One of our music tours, named “Footsteps of Fryderyk Chopin” starts in the capital of Poland - Warsaw. You will visit the Royal Lazienki Park with Chopin’s monument, followed by walking one of Warsaw’s major roads namely Krakowskie Przedmiescie Str. which leads you straight to the Old Town. Here you will visit a poor flat where Chopin had been living for a couple of years. After that, there is a visit to the Holy Cross Church, where Chopin’s heart is symbolically kept, and the Ostrogski Palace - Fryderyk Chopin Museum. The tour also includes: the Pilsudski Square and the Saxon Gardens, the site of the Saski Palace, one of the places where Chopin stayed, the Kazimierzowski Palace – a former residence of Fryderyk Chopin and the National Philharmonic where Chopin’s International Competition is held. Visit Powazki cemetery, where Chopin’s parents and sister are buried.

The tour continues to Zelazowa Wola. On the arrival, a private piano recital to be arranged at the Chopin Family Manor. After the concert, a guided visit of the Chopin’s birthplace including the manor where the local museum holds family portraits, documents as well as a few of the composer’s manuscripts.
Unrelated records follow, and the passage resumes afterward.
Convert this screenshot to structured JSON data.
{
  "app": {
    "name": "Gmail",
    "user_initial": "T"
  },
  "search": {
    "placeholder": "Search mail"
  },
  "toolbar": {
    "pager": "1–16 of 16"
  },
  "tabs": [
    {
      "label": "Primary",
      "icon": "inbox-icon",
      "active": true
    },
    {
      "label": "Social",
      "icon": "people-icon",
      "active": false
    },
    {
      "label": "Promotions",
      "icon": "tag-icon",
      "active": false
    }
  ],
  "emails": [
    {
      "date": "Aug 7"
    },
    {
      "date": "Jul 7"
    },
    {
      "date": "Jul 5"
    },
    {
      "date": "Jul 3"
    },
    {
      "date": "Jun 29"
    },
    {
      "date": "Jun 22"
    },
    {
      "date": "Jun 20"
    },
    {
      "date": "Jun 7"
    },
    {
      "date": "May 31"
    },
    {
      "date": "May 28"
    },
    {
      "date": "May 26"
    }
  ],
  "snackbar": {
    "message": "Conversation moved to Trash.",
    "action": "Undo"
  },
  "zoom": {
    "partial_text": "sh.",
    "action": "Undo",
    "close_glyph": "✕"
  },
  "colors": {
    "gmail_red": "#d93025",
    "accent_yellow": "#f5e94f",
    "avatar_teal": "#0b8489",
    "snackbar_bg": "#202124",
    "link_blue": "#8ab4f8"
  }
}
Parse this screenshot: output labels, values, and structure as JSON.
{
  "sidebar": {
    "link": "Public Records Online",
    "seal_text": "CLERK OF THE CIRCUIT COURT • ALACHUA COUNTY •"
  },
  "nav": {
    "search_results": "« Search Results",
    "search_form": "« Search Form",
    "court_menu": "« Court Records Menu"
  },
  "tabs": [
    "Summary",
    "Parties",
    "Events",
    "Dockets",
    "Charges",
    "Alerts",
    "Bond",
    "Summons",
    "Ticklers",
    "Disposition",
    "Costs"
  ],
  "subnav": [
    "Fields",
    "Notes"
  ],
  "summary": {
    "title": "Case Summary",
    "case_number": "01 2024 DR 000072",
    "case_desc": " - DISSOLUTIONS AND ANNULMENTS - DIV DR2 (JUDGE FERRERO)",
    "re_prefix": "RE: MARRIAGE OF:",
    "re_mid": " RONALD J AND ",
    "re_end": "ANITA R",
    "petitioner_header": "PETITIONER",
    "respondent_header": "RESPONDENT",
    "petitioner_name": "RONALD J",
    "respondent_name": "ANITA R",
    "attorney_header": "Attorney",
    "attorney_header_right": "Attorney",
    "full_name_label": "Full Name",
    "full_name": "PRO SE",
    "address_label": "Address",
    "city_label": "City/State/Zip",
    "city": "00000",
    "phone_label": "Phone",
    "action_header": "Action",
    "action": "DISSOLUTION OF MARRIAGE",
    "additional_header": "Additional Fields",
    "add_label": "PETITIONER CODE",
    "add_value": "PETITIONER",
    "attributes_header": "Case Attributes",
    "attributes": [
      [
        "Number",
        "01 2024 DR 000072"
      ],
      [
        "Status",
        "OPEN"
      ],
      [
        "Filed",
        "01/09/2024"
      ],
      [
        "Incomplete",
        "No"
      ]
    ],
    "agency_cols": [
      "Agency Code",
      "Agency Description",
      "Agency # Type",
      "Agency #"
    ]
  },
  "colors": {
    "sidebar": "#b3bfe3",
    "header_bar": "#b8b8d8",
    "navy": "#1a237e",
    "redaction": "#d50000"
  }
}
Visiting the surrounding large park. After that, heading to Brochow and visiting a Renaissance basilica where Fryderyk Chopin was baptised and where Chopin’s parents as well as his sister got married. Continue for Sanniki, a place where Chopin stayed for holidays. Next day departure for Antonin. The Antonin hunting palace was built in the years 1822-24 according to a design by the famous Berlin architect Karl Friedrich Schinkel. It is a four-storey timber building laid out on the plan of a Greek cross: an octagonal main body with three-storey wings, each on a square plan, built onto four sides.

Fryderyk visited Antonin at the Duke Radziwill invitation in the autumn of 1829. His stay lasted just over a week during which time music as well as discussions on musical subjects could be frequently heard at the palace. Also during his stay, Chopin composed his Polonaise in C major, Op. 3 for the piano and cello, probably intended to be performed with the duke, who for his part showed Fryderyk the still incomplete score of his music to Faust.

Continue for Strzyzew. The composer stayed in Strzyzew several times. He did not rule out visiting Strzyzew, for example, on the way back from his holidays in Vienna, in the early autumn of 1829, although we do not know if this visit came about. Most probably, he spent a little time there over a month later, after 20th October that year.

Continue for Poznan. Here, on the 9th September 1828, Chopin with Professor Jarocki visited Poznan, where they had only a two-hour break in their journey. Reaching Poznan, two travellers set off in the direction of the Archbishops’ Palace in order to deliver the eagerly awaited parcel in person to Archbishop Teofil Wolicki. It is possible that the Archbishop invited his guests to dinner, at the same time encouraging them to spend more time in Poznan on their return journey from Berlin. After a city tour continue to Torun. Chopin visited the town in the middle of the summer of 1825. Chopin could admire the specific, highly diversified architecture, including the mediaeval burgher buildings-the granaries and also the Gothic town hall. He also mentions the splendid churches standing in the vicinity of the town hall. It is very likely, therefore, that he visited three Gothic churches.

Continue for Szafarnia. Towards the end of July 1824, Fryderyk set off on a long-awaited holidays for the Dziewanowski family estate at Szafarnia. Today, the mansion is home for a Chopin Centre, equipped with the concert hall and small museum. The building is set in a three-hectare park with six natural monuments. The small annex to the right of the mansion was most probably already present at the time.